sudo apt-get update
sudo apt-get -y upgrade
sudo apt-get -y install podman
Step 2: Clone a Quarkus Repository in Local
$ git clone https://github.com/dhrsana1/quarkus_rest_app.git
Step 3: Use podman to build the project using dockerfile
Cd to the directory where the repository is cloned
Run the below podman command to build the docker images
podman build -t quarkusdemo .
Results of the command — here the images was build already earlier.
STEP 1: FROM quay.io/quarkus/centos-quarkus-maven:20.2.0-java11 AS build
STEP 2: COPY pom.xml /usr/src/app/
→ Using cache 8d180abf5f5403a76a439d06ef3a04b4fa78cf7482864ff10266d64ca2e41c35
STEP 3: RUN mvn -f /usr/src/app/pom.xml -B de.qaware.maven:go-offline-maven-plugin:1.2.5:resolve-dependencies
→ Using cache 4f4bf51381148d4b0ce04c8f85c918238c43c3706d820f640381b190f5b27740
STEP 4: COPY src /usr/src/app/src
→ Using cache 0ee311002a8dd6f74d74337a8f9041afaedb857193f5d03066c9b58236ba260c
STEP 5: USER root
→ Using cache dae89d8530dc6f569ca86782d4640263010322cdcf99d9f29691f45c91425302
STEP 6: RUN chown -R quarkus /usr/src/app
→ Using cache 0fe14ee87695092a793a16706b8893525301eba156b7cc9416ee9ccb3f004a1b
STEP 7: USER quarkus
→ Using cache 7b63bb9aefce30c11d9c83eb3d733e9fb015a73dfeeda462c8477ce52b30a1d7
STEP 8: RUN mvn -f /usr/src/app/pom.xml -Pnative clean package
→ Using cache 3bc5a7c86c772c636b6cb055ff17e7f8c8ed38bda249774e0b53a4a7cd4af53a
STEP 9: FROM registry.access.redhat.com/ubi8/ubi-minimal
STEP 10: WORKDIR /work/
→ Using cache 70d8aa7009c8d398df22f4f9e2c67fe6ff259d994fb520d142eda5e7827f9a3b
STEP 11: COPY — from=build /usr/src/app/target/*-runner /work/application
→ Using cache 71480365d6c544d4be31379bb19056ae19ed5303032bbba665232d4359681e25

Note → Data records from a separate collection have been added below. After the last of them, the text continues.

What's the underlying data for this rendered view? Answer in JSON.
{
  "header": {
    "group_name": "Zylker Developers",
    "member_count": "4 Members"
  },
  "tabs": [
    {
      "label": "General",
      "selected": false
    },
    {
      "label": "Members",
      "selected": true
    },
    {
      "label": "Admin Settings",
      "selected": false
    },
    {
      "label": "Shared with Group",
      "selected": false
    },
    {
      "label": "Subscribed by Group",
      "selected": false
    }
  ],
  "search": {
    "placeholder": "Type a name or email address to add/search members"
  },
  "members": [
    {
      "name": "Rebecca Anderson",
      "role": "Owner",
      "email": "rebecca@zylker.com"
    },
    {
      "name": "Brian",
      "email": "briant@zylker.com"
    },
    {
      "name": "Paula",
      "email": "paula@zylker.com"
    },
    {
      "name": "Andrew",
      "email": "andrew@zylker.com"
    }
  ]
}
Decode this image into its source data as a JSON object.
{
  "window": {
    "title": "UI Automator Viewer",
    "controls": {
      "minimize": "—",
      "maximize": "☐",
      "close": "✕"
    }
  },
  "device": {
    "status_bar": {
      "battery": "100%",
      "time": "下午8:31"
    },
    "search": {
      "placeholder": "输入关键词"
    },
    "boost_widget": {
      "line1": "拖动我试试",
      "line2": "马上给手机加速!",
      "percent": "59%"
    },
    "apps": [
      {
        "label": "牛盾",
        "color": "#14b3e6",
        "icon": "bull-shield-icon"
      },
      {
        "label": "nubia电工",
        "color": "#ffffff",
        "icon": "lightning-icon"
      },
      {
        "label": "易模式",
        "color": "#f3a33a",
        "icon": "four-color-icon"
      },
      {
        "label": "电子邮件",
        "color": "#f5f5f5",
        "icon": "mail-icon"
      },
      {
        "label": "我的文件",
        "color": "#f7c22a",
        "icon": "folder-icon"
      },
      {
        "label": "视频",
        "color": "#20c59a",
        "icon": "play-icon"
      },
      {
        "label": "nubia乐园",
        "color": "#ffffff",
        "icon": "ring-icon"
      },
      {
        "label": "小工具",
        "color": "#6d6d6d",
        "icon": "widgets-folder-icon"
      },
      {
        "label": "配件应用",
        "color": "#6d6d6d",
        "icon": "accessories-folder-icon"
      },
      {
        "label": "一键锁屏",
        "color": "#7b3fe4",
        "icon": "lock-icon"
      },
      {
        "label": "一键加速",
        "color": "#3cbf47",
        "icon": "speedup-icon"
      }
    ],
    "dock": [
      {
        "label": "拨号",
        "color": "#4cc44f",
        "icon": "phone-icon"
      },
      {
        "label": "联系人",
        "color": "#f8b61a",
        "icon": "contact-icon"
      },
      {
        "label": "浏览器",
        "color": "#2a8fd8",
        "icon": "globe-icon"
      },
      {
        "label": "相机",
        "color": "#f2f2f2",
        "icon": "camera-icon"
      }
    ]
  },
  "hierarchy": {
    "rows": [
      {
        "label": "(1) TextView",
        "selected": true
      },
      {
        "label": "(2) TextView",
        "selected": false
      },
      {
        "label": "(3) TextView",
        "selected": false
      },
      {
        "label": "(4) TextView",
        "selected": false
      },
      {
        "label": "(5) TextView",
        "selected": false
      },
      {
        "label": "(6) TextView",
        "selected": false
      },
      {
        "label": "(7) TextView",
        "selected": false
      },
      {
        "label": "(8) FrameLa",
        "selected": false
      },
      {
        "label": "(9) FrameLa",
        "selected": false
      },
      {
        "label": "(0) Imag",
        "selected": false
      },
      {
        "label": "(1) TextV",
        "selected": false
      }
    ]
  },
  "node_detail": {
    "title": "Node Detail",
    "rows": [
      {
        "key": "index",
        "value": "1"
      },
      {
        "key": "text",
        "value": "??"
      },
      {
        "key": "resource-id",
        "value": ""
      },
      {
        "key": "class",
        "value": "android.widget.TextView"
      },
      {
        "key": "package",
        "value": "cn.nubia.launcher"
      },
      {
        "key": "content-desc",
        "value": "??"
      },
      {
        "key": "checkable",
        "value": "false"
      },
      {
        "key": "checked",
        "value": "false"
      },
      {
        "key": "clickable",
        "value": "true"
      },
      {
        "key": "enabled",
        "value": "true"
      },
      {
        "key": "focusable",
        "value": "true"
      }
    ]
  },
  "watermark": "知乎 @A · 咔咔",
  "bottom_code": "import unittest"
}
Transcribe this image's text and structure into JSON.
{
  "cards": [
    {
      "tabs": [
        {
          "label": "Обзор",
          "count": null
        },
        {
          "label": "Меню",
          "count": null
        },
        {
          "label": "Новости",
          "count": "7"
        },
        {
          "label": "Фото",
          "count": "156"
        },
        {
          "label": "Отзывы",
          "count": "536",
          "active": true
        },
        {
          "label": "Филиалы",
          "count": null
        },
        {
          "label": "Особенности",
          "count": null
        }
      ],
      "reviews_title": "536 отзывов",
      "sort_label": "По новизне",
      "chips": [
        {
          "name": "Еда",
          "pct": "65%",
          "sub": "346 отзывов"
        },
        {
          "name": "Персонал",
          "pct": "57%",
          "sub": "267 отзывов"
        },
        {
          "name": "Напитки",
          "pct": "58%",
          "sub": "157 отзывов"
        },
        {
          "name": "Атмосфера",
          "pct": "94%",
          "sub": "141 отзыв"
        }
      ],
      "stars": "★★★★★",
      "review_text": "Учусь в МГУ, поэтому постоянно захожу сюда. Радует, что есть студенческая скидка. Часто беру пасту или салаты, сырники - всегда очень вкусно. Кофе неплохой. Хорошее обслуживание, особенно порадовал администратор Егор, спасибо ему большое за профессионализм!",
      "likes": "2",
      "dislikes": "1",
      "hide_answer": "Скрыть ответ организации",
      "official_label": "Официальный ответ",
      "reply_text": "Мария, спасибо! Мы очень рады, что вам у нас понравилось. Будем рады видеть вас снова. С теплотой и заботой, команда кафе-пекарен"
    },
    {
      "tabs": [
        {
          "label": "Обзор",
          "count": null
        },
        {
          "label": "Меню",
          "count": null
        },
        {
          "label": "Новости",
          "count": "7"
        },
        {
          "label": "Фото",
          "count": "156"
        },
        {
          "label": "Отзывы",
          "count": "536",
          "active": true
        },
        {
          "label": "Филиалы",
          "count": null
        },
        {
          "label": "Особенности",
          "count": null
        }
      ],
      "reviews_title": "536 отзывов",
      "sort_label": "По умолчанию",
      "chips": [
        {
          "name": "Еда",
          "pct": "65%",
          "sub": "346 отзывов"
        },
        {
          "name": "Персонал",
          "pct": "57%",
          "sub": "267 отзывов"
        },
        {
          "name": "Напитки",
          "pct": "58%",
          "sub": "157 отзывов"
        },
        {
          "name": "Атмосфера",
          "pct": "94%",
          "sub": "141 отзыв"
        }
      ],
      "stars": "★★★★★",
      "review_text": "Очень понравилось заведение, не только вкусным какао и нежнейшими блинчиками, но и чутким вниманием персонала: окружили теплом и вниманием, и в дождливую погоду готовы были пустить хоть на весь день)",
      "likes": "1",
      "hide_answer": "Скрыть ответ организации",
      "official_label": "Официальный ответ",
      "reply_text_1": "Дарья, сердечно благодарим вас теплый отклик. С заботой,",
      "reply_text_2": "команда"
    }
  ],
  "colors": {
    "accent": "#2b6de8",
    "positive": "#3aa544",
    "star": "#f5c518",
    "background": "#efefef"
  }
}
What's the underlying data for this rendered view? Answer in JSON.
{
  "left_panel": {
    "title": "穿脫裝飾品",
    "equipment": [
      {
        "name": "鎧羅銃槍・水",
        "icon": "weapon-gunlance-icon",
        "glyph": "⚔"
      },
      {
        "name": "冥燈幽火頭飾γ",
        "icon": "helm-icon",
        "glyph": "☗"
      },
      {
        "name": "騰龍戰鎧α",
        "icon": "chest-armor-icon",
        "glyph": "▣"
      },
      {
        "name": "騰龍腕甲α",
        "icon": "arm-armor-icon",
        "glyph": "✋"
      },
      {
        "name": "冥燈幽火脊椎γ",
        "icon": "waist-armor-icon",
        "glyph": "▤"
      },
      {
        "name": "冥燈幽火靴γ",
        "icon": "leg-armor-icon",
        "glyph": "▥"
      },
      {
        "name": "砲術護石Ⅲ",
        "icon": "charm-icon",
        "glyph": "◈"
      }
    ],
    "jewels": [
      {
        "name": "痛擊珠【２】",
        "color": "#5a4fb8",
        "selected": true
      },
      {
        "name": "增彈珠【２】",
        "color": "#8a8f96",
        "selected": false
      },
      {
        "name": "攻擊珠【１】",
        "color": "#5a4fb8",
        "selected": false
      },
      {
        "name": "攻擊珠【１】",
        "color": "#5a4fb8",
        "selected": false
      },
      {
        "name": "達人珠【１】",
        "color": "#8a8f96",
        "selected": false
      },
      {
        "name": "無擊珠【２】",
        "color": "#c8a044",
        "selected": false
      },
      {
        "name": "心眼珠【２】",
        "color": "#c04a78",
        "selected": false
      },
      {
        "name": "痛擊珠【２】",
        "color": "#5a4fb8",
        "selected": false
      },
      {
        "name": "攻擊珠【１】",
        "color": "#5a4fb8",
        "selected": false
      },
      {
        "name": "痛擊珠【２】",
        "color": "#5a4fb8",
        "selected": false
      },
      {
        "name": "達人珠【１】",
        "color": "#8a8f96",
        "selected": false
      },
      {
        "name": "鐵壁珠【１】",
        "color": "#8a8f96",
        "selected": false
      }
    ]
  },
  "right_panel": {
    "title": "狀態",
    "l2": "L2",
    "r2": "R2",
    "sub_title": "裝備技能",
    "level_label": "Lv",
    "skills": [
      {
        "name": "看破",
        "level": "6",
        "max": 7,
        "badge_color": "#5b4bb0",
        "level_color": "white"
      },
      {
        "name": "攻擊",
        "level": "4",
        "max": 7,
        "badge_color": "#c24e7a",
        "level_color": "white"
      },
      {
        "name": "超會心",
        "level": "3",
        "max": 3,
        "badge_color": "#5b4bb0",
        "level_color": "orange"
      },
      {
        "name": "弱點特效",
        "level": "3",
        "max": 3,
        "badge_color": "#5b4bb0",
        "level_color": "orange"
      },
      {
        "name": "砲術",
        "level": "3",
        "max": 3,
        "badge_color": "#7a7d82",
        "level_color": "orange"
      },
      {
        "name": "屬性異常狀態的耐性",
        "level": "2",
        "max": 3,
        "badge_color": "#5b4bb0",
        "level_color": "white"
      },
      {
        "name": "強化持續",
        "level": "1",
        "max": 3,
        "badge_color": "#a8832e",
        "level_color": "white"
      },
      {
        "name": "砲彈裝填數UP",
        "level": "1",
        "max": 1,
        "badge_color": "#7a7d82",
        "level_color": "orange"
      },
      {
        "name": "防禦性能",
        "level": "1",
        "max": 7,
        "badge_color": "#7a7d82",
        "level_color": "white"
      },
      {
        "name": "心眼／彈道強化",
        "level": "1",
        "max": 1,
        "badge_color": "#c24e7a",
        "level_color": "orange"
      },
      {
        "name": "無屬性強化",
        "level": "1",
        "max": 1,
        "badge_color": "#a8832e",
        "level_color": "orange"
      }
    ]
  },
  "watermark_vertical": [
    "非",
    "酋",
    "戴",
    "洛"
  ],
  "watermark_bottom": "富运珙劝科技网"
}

STEP 12: RUN chmod 775 /work /work/application && chown -R 1001 /work && chmod -R “g+rwX” /work && chown -R 1001:root /work
→ Using cache c83e23c2eec36b96a11234ac3cb113500cc79a3679a14136bac9b495d1afc6aa
STEP 13: EXPOSE 8080
→ Using cache b20e2a8b1e2f341f319841ce4a7ca0f8f1aedc6b410ed773449801084bd2ecae
STEP 14: USER 1001
→ Using cache f348c2835e9fdd427144fa73e4ad52a25c57a7c6cf42723f2f7c7126ad47cb43
STEP 15: CMD [“./application”, “-Dquarkus.http.host=0.0.0.0”]
→ Using cache e6aed77523d6453d11aaa6d45f417b72fd2c7ed6eedf17edeff6f878fbda3dd9
STEP 16: COMMIT quarkusdemo
Step 4: List all podman images
Step 5: Running images using podman
podman run -p 8080:8080 quarkusdemo
Step 6: Curl the rest end point of native quarkus application
You can see the response coming from the quarkus application — rest end point
Step7: You will notice that the native image started in approximately .1 second
As you see in the above example podman command lets you run containers as standalone entities, without requiring that Kubernetes, the Docker runtime, or any other container runtime be involved. It is a tool that can act as a replacement for the docker command, implementing the same command-line syntax, while it adds even more container management features. Quarkus uses Ahead of Time compilation strategy while building the application, which gives the benefit to loading only the necessary classes which helps to start the application. Here in this example we can see Quarkus apps can be compiled down to a native executable, for even greater efficiency using GrallVM and the native build . Using Mandrel (a downstream distribution of GraalVM), the quarkus application is analyzed to find “dead code” (code paths which will never be visited at runtime) and eliminate this from the application executable. This results in tiny and lightweight runnable applications that start up in tens of milliseconds, and require tens of megabytes of memory at runtime.